• _Assigned task_: Copy every record word for word.

##### Provided data #####

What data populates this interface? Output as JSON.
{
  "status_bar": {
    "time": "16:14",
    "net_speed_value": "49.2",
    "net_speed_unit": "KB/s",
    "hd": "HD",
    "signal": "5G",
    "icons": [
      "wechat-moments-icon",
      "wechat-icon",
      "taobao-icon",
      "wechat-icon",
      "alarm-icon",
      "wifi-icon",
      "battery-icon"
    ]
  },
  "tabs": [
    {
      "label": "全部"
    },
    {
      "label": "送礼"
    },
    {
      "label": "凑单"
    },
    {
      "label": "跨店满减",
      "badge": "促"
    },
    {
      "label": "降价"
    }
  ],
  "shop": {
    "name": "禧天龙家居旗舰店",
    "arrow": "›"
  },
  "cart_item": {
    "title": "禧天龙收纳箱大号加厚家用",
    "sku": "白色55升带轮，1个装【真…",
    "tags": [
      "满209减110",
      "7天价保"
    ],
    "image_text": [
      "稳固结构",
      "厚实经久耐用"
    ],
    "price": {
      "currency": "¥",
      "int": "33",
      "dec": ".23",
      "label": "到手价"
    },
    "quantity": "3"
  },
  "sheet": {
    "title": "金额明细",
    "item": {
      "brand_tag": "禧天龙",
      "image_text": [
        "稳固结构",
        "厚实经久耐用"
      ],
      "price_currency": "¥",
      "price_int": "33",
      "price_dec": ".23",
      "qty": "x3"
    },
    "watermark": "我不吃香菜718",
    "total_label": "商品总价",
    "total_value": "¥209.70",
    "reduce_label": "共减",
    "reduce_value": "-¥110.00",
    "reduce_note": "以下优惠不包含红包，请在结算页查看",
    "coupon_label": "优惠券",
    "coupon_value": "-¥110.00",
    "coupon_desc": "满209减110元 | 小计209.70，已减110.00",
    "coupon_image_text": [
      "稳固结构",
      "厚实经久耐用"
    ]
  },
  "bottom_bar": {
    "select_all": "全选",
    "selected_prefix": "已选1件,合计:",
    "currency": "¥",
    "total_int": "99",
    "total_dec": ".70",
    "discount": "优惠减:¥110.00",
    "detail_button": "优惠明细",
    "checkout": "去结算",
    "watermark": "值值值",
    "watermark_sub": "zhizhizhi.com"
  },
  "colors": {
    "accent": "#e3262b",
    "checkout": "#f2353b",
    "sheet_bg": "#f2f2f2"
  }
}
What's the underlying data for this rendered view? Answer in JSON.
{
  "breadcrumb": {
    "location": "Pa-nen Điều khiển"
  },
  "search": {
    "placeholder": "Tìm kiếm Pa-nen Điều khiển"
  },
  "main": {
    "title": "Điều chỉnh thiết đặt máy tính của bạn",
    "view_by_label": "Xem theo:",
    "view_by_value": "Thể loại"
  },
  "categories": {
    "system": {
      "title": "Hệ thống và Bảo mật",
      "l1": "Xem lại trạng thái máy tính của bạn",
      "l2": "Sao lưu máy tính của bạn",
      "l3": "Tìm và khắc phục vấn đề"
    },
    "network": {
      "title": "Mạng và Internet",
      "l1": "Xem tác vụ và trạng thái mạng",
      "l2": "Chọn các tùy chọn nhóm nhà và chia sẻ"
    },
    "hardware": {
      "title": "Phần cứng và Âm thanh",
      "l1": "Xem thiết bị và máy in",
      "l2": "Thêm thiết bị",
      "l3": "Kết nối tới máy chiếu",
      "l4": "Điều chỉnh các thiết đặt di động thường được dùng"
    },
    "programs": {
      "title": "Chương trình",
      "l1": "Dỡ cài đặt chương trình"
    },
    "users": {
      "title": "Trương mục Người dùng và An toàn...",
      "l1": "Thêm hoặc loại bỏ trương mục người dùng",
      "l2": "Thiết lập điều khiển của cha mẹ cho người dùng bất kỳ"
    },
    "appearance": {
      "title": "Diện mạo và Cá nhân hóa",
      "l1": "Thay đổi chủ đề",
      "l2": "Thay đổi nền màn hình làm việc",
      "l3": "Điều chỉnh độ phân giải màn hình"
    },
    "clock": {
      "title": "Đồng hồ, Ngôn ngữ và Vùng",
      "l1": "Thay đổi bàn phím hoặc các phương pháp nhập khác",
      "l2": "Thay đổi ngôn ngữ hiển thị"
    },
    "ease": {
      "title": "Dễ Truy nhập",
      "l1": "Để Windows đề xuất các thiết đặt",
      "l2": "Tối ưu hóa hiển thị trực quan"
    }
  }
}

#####

• _Exercise solution_:
What data populates this interface? Output as JSON.
{
  "status_bar": {
    "time": "16:14",
    "net_speed_value": "49.2",
    "net_speed_unit": "KB/s",
    "hd": "HD",
    "signal": "5G",
    "icons": [
      "wechat-moments-icon",
      "wechat-icon",
      "taobao-icon",
      "wechat-icon",
      "alarm-icon",
      "wifi-icon",
      "battery-icon"
    ]
  },
  "tabs": [
    {
      "label": "全部"
    },
    {
      "label": "送礼"
    },
    {
      "label": "凑单"
    },
    {
      "label": "跨店满减",
      "badge": "促"
    },
    {
      "label": "降价"
    }
  ],
  "shop": {
    "name": "禧天龙家居旗舰店",
    "arrow": "›"
  },
  "cart_item": {
    "title": "禧天龙收纳箱大号加厚家用",
    "sku": "白色55升带轮，1个装【真…",
    "tags": [
      "满209减110",
      "7天价保"
    ],
    "image_text": [
      "稳固结构",
      "厚实经久耐用"
    ],
    "price": {
      "currency": "¥",
      "int": "33",
      "dec": ".23",
      "label": "到手价"
    },
    "quantity": "3"
  },
  "sheet": {
    "title": "金额明细",
    "item": {
      "brand_tag": "禧天龙",
      "image_text": [
        "稳固结构",
        "厚实经久耐用"
      ],
      "price_currency": "¥",
      "price_int": "33",
      "price_dec": ".23",
      "qty": "x3"
    },
    "watermark": "我不吃香菜718",
    "total_label": "商品总价",
    "total_value": "¥209.70",
    "reduce_label": "共减",
    "reduce_value": "-¥110.00",
    "reduce_note": "以下优惠不包含红包，请在结算页查看",
    "coupon_label": "优惠券",
    "coupon_value": "-¥110.00",
    "coupon_desc": "满209减110元 | 小计209.70，已减110.00",
    "coupon_image_text": [
      "稳固结构",
      "厚实经久耐用"
    ]
  },
  "bottom_bar": {
    "select_all": "全选",
    "selected_prefix": "已选1件,合计:",
    "currency": "¥",
    "total_int": "99",
    "total_dec": ".70",
    "discount": "优惠减:¥110.00",
    "detail_button": "优惠明细",
    "checkout": "去结算",
    "watermark": "值值值",
    "watermark_sub": "zhizhizhi.com"
  },
  "colors": {
    "accent": "#e3262b",
    "checkout": "#f2353b",
    "sheet_bg": "#f2f2f2"
  }
}
What's the underlying data for this rendered view? Answer in JSON.
{
  "breadcrumb": {
    "location": "Pa-nen Điều khiển"
  },
  "search": {
    "placeholder": "Tìm kiếm Pa-nen Điều khiển"
  },
  "main": {
    "title": "Điều chỉnh thiết đặt máy tính của bạn",
    "view_by_label": "Xem theo:",
    "view_by_value": "Thể loại"
  },
  "categories": {
    "system": {
      "title": "Hệ thống và Bảo mật",
      "l1": "Xem lại trạng thái máy tính của bạn",
      "l2": "Sao lưu máy tính của bạn",
      "l3": "Tìm và khắc phục vấn đề"
    },
    "network": {
      "title": "Mạng và Internet",
      "l1": "Xem tác vụ và trạng thái mạng",
      "l2": "Chọn các tùy chọn nhóm nhà và chia sẻ"
    },
    "hardware": {
      "title": "Phần cứng và Âm thanh",
      "l1": "Xem thiết bị và máy in",
      "l2": "Thêm thiết bị",
      "l3": "Kết nối tới máy chiếu",
      "l4": "Điều chỉnh các thiết đặt di động thường được dùng"
    },
    "programs": {
      "title": "Chương trình",
      "l1": "Dỡ cài đặt chương trình"
    },
    "users": {
      "title": "Trương mục Người dùng và An toàn...",
      "l1": "Thêm hoặc loại bỏ trương mục người dùng",
      "l2": "Thiết lập điều khiển của cha mẹ cho người dùng bất kỳ"
    },
    "appearance": {
      "title": "Diện mạo và Cá nhân hóa",
      "l1": "Thay đổi chủ đề",
      "l2": "Thay đổi nền màn hình làm việc",
      "l3": "Điều chỉnh độ phân giải màn hình"
    },
    "clock": {
      "title": "Đồng hồ, Ngôn ngữ và Vùng",
      "l1": "Thay đổi bàn phím hoặc các phương pháp nhập khác",
      "l2": "Thay đổi ngôn ngữ hiển thị"
    },
    "ease": {
      "title": "Dễ Truy nhập",
      "l1": "Để Windows đề xuất các thiết đặt",
      "l2": "Tối ưu hóa hiển thị trực quan"
    }
  }
}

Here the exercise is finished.